* GOAL OF THE EXERCISE *
The required output is every record, reproduced exactly.

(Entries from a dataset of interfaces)
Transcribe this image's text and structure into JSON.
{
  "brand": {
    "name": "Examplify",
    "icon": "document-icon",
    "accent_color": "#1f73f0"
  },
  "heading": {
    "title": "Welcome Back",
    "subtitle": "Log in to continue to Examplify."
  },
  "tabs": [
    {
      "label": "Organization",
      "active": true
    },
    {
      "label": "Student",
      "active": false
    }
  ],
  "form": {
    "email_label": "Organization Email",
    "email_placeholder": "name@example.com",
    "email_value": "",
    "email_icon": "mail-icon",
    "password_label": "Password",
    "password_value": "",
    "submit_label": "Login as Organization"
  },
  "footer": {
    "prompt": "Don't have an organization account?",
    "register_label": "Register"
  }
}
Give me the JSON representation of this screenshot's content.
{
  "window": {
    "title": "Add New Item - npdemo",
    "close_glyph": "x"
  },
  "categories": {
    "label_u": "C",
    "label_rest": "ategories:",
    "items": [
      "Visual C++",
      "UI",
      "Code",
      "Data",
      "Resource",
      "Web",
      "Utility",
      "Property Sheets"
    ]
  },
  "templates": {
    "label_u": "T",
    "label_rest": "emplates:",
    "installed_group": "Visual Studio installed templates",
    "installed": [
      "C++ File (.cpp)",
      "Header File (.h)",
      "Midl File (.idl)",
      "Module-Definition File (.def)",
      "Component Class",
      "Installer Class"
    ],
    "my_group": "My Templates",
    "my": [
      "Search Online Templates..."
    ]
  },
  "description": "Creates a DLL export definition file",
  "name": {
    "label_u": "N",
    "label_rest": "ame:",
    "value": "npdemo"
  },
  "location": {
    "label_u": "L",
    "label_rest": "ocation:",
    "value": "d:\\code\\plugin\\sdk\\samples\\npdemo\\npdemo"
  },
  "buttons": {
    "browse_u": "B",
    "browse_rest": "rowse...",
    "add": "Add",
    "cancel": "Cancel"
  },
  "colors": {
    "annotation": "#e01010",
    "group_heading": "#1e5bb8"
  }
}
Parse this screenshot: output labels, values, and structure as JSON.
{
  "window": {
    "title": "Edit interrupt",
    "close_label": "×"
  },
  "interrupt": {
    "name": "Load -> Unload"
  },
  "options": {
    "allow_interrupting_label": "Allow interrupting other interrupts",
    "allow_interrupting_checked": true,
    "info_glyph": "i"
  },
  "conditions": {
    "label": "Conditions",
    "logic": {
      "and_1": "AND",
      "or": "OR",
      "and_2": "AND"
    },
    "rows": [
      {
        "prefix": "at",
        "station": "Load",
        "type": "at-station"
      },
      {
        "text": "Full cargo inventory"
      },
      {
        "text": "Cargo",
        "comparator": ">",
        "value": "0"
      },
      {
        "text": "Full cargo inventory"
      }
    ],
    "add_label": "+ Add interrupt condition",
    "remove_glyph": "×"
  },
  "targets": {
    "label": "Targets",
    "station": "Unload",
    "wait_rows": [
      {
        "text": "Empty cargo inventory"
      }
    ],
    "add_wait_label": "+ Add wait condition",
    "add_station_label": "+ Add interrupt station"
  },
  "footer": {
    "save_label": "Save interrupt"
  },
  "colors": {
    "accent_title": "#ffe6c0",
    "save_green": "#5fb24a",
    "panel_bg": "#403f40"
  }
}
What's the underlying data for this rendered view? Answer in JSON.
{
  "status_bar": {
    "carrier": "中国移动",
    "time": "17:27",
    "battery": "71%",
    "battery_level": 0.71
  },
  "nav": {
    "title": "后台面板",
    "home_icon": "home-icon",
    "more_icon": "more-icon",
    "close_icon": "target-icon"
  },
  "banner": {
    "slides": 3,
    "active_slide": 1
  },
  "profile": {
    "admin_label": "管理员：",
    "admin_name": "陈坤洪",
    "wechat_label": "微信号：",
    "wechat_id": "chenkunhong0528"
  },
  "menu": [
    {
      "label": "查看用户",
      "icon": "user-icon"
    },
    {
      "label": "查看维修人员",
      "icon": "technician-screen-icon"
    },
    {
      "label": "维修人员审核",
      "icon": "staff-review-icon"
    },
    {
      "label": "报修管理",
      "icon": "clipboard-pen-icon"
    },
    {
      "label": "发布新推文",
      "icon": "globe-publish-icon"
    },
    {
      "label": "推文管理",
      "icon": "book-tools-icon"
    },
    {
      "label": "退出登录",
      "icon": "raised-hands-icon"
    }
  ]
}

* ANSWER *
Transcribe this image's text and structure into JSON.
{
  "brand": {
    "name": "Examplify",
    "icon": "document-icon",
    "accent_color": "#1f73f0"
  },
  "heading": {
    "title": "Welcome Back",
    "subtitle": "Log in to continue to Examplify."
  },
  "tabs": [
    {
      "label": "Organization",
      "active": true
    },
    {
      "label": "Student",
      "active": false
    }
  ],
  "form": {
    "email_label": "Organization Email",
    "email_placeholder": "name@example.com",
    "email_value": "",
    "email_icon": "mail-icon",
    "password_label": "Password",
    "password_value": "",
    "submit_label": "Login as Organization"
  },
  "footer": {
    "prompt": "Don't have an organization account?",
    "register_label": "Register"
  }
}
Give me the JSON representation of this screenshot's content.
{
  "window": {
    "title": "Add New Item - npdemo",
    "close_glyph": "x"
  },
  "categories": {
    "label_u": "C",
    "label_rest": "ategories:",
    "items": [
      "Visual C++",
      "UI",
      "Code",
      "Data",
      "Resource",
      "Web",
      "Utility",
      "Property Sheets"
    ]
  },
  "templates": {
    "label_u": "T",
    "label_rest": "emplates:",
    "installed_group": "Visual Studio installed templates",
    "installed": [
      "C++ File (.cpp)",
      "Header File (.h)",
      "Midl File (.idl)",
      "Module-Definition File (.def)",
      "Component Class",
      "Installer Class"
    ],
    "my_group": "My Templates",
    "my": [
      "Search Online Templates..."
    ]
  },
  "description": "Creates a DLL export definition file",
  "name": {
    "label_u": "N",
    "label_rest": "ame:",
    "value": "npdemo"
  },
  "location": {
    "label_u": "L",
    "label_rest": "ocation:",
    "value": "d:\\code\\plugin\\sdk\\samples\\npdemo\\npdemo"
  },
  "buttons": {
    "browse_u": "B",
    "browse_rest": "rowse...",
    "add": "Add",
    "cancel": "Cancel"
  },
  "colors": {
    "annotation": "#e01010",
    "group_heading": "#1e5bb8"
  }
}
Parse this screenshot: output labels, values, and structure as JSON.
{
  "window": {
    "title": "Edit interrupt",
    "close_label": "×"
  },
  "interrupt": {
    "name": "Load -> Unload"
  },
  "options": {
    "allow_interrupting_label": "Allow interrupting other interrupts",
    "allow_interrupting_checked": true,
    "info_glyph": "i"
  },
  "conditions": {
    "label": "Conditions",
    "logic": {
      "and_1": "AND",
      "or": "OR",
      "and_2": "AND"
    },
    "rows": [
      {
        "prefix": "at",
        "station": "Load",
        "type": "at-station"
      },
      {
        "text": "Full cargo inventory"
      },
      {
        "text": "Cargo",
        "comparator": ">",
        "value": "0"
      },
      {
        "text": "Full cargo inventory"
      }
    ],
    "add_label": "+ Add interrupt condition",
    "remove_glyph": "×"
  },
  "targets": {
    "label": "Targets",
    "station": "Unload",
    "wait_rows": [
      {
        "text": "Empty cargo inventory"
      }
    ],
    "add_wait_label": "+ Add wait condition",
    "add_station_label": "+ Add interrupt station"
  },
  "footer": {
    "save_label": "Save interrupt"
  },
  "colors": {
    "accent_title": "#ffe6c0",
    "save_green": "#5fb24a",
    "panel_bg": "#403f40"
  }
}
What's the underlying data for this rendered view? Answer in JSON.
{
  "status_bar": {
    "carrier": "中国移动",
    "time": "17:27",
    "battery": "71%",
    "battery_level": 0.71
  },
  "nav": {
    "title": "后台面板",
    "home_icon": "home-icon",
    "more_icon": "more-icon",
    "close_icon": "target-icon"
  },
  "banner": {
    "slides": 3,
    "active_slide": 1
  },
  "profile": {
    "admin_label": "管理员：",
    "admin_name": "陈坤洪",
    "wechat_label": "微信号：",
    "wechat_id": "chenkunhong0528"
  },
  "menu": [
    {
      "label": "查看用户",
      "icon": "user-icon"
    },
    {
      "label": "查看维修人员",
      "icon": "technician-screen-icon"
    },
    {
      "label": "维修人员审核",
      "icon": "staff-review-icon"
    },
    {
      "label": "报修管理",
      "icon": "clipboard-pen-icon"
    },
    {
      "label": "发布新推文",
      "icon": "globe-publish-icon"
    },
    {
      "label": "推文管理",
      "icon": "book-tools-icon"
    },
    {
      "label": "退出登录",
      "icon": "raised-hands-icon"
    }
  ]
}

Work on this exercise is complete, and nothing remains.